- Aim of the task: Copy out the records that follow, leaving every character as it is.

[Dataset rows for apps and sites]
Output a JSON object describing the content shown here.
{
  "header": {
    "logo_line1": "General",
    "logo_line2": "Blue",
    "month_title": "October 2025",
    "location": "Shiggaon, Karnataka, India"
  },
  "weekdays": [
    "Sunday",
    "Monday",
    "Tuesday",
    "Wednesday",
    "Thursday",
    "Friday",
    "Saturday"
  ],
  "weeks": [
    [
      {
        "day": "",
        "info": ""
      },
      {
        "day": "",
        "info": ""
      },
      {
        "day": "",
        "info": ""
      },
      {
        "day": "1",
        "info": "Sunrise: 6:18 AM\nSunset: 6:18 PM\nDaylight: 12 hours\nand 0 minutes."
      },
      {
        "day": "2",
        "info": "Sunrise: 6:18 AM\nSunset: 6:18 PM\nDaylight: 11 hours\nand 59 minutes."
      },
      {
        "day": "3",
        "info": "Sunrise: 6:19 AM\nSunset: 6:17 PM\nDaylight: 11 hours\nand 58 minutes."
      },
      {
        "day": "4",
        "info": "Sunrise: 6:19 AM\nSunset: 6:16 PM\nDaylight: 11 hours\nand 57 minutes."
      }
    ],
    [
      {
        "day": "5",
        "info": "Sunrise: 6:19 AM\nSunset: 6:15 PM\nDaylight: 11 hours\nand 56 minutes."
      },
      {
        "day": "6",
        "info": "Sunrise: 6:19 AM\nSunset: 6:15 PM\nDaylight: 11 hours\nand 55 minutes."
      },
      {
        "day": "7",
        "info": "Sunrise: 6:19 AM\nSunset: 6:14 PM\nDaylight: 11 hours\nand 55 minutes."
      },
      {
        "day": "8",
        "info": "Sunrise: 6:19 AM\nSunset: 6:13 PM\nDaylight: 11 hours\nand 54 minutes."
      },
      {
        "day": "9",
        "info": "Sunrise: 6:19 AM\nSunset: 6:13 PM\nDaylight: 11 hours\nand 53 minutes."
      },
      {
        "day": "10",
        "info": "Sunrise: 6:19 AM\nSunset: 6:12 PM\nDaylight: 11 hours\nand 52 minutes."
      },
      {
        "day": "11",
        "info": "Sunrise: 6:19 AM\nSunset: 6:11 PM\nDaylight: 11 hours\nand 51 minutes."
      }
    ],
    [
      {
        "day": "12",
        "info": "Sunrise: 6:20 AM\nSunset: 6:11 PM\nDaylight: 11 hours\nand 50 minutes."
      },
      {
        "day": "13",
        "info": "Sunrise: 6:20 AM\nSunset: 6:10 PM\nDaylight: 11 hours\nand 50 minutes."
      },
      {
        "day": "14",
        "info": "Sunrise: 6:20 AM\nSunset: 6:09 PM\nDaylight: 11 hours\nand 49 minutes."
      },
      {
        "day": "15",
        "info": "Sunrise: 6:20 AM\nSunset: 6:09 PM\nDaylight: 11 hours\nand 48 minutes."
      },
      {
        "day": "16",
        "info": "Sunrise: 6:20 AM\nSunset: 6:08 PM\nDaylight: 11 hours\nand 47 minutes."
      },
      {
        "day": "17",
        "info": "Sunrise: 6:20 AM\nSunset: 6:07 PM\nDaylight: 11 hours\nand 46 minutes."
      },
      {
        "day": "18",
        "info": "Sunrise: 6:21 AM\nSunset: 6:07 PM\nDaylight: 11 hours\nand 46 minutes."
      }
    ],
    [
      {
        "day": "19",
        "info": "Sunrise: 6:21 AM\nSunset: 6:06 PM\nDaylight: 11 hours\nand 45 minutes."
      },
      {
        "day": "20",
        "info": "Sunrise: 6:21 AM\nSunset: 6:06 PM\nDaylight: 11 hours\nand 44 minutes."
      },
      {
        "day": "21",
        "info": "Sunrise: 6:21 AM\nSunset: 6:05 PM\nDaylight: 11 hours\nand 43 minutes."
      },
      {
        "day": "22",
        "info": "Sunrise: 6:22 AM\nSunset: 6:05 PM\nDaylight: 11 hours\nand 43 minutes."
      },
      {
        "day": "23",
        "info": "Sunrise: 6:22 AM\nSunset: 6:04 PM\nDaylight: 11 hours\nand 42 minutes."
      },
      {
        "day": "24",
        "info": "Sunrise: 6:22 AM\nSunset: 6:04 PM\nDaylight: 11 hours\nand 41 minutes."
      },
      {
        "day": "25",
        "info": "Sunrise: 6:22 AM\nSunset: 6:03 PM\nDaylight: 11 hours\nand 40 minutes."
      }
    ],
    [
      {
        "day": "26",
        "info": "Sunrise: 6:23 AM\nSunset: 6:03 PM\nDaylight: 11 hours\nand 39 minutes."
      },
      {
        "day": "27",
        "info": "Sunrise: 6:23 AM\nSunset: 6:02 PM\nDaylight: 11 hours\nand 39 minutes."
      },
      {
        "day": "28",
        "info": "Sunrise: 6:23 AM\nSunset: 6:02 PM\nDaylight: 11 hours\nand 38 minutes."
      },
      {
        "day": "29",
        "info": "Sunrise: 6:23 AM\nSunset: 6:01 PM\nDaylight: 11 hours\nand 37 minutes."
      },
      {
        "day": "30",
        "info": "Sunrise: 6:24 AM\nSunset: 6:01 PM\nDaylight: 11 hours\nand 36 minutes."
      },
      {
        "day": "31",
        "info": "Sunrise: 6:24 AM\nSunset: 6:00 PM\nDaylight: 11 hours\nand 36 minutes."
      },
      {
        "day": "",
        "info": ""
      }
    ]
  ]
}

- Response for this exercise:
Output a JSON object describing the content shown here.
{
  "header": {
    "logo_line1": "General",
    "logo_line2": "Blue",
    "month_title": "October 2025",
    "location": "Shiggaon, Karnataka, India"
  },
  "weekdays": [
    "Sunday",
    "Monday",
    "Tuesday",
    "Wednesday",
    "Thursday",
    "Friday",
    "Saturday"
  ],
  "weeks": [
    [
      {
        "day": "",
        "info": ""
      },
      {
        "day": "",
        "info": ""
      },
      {
        "day": "",
        "info": ""
      },
      {
        "day": "1",
        "info": "Sunrise: 6:18 AM\nSunset: 6:18 PM\nDaylight: 12 hours\nand 0 minutes."
      },
      {
        "day": "2",
        "info": "Sunrise: 6:18 AM\nSunset: 6:18 PM\nDaylight: 11 hours\nand 59 minutes."
      },
      {
        "day": "3",
        "info": "Sunrise: 6:19 AM\nSunset: 6:17 PM\nDaylight: 11 hours\nand 58 minutes."
      },
      {
        "day": "4",
        "info": "Sunrise: 6:19 AM\nSunset: 6:16 PM\nDaylight: 11 hours\nand 57 minutes."
      }
    ],
    [
      {
        "day": "5",
        "info": "Sunrise: 6:19 AM\nSunset: 6:15 PM\nDaylight: 11 hours\nand 56 minutes."
      },
      {
        "day": "6",
        "info": "Sunrise: 6:19 AM\nSunset: 6:15 PM\nDaylight: 11 hours\nand 55 minutes."
      },
      {
        "day": "7",
        "info": "Sunrise: 6:19 AM\nSunset: 6:14 PM\nDaylight: 11 hours\nand 55 minutes."
      },
      {
        "day": "8",
        "info": "Sunrise: 6:19 AM\nSunset: 6:13 PM\nDaylight: 11 hours\nand 54 minutes."
      },
      {
        "day": "9",
        "info": "Sunrise: 6:19 AM\nSunset: 6:13 PM\nDaylight: 11 hours\nand 53 minutes."
      },
      {
        "day": "10",
        "info": "Sunrise: 6:19 AM\nSunset: 6:12 PM\nDaylight: 11 hours\nand 52 minutes."
      },
      {
        "day": "11",
        "info": "Sunrise: 6:19 AM\nSunset: 6:11 PM\nDaylight: 11 hours\nand 51 minutes."
      }
    ],
    [
      {
        "day": "12",
        "info": "Sunrise: 6:20 AM\nSunset: 6:11 PM\nDaylight: 11 hours\nand 50 minutes."
      },
      {
        "day": "13",
        "info": "Sunrise: 6:20 AM\nSunset: 6:10 PM\nDaylight: 11 hours\nand 50 minutes."
      },
      {
        "day": "14",
        "info": "Sunrise: 6:20 AM\nSunset: 6:09 PM\nDaylight: 11 hours\nand 49 minutes."
      },
      {
        "day": "15",
        "info": "Sunrise: 6:20 AM\nSunset: 6:09 PM\nDaylight: 11 hours\nand 48 minutes."
      },
      {
        "day": "16",
        "info": "Sunrise: 6:20 AM\nSunset: 6:08 PM\nDaylight: 11 hours\nand 47 minutes."
      },
      {
        "day": "17",
        "info": "Sunrise: 6:20 AM\nSunset: 6:07 PM\nDaylight: 11 hours\nand 46 minutes."
      },
      {
        "day": "18",
        "info": "Sunrise: 6:21 AM\nSunset: 6:07 PM\nDaylight: 11 hours\nand 46 minutes."
      }
    ],
    [
      {
        "day": "19",
        "info": "Sunrise: 6:21 AM\nSunset: 6:06 PM\nDaylight: 11 hours\nand 45 minutes."
      },
      {
        "day": "20",
        "info": "Sunrise: 6:21 AM\nSunset: 6:06 PM\nDaylight: 11 hours\nand 44 minutes."
      },
      {
        "day": "21",
        "info": "Sunrise: 6:21 AM\nSunset: 6:05 PM\nDaylight: 11 hours\nand 43 minutes."
      },
      {
        "day": "22",
        "info": "Sunrise: 6:22 AM\nSunset: 6:05 PM\nDaylight: 11 hours\nand 43 minutes."
      },
      {
        "day": "23",
        "info": "Sunrise: 6:22 AM\nSunset: 6:04 PM\nDaylight: 11 hours\nand 42 minutes."
      },
      {
        "day": "24",
        "info": "Sunrise: 6:22 AM\nSunset: 6:04 PM\nDaylight: 11 hours\nand 41 minutes."
      },
      {
        "day": "25",
        "info": "Sunrise: 6:22 AM\nSunset: 6:03 PM\nDaylight: 11 hours\nand 40 minutes."
      }
    ],
    [
      {
        "day": "26",
        "info": "Sunrise: 6:23 AM\nSunset: 6:03 PM\nDaylight: 11 hours\nand 39 minutes."
      },
      {
        "day": "27",
        "info": "Sunrise: 6:23 AM\nSunset: 6:02 PM\nDaylight: 11 hours\nand 39 minutes."
      },
      {
        "day": "28",
        "info": "Sunrise: 6:23 AM\nSunset: 6:02 PM\nDaylight: 11 hours\nand 38 minutes."
      },
      {
        "day": "29",
        "info": "Sunrise: 6:23 AM\nSunset: 6:01 PM\nDaylight: 11 hours\nand 37 minutes."
      },
      {
        "day": "30",
        "info": "Sunrise: 6:24 AM\nSunset: 6:01 PM\nDaylight: 11 hours\nand 36 minutes."
      },
      {
        "day": "31",
        "info": "Sunrise: 6:24 AM\nSunset: 6:00 PM\nDaylight: 11 hours\nand 36 minutes."
      },
      {
        "day": "",
        "info": ""
      }
    ]
  ]
}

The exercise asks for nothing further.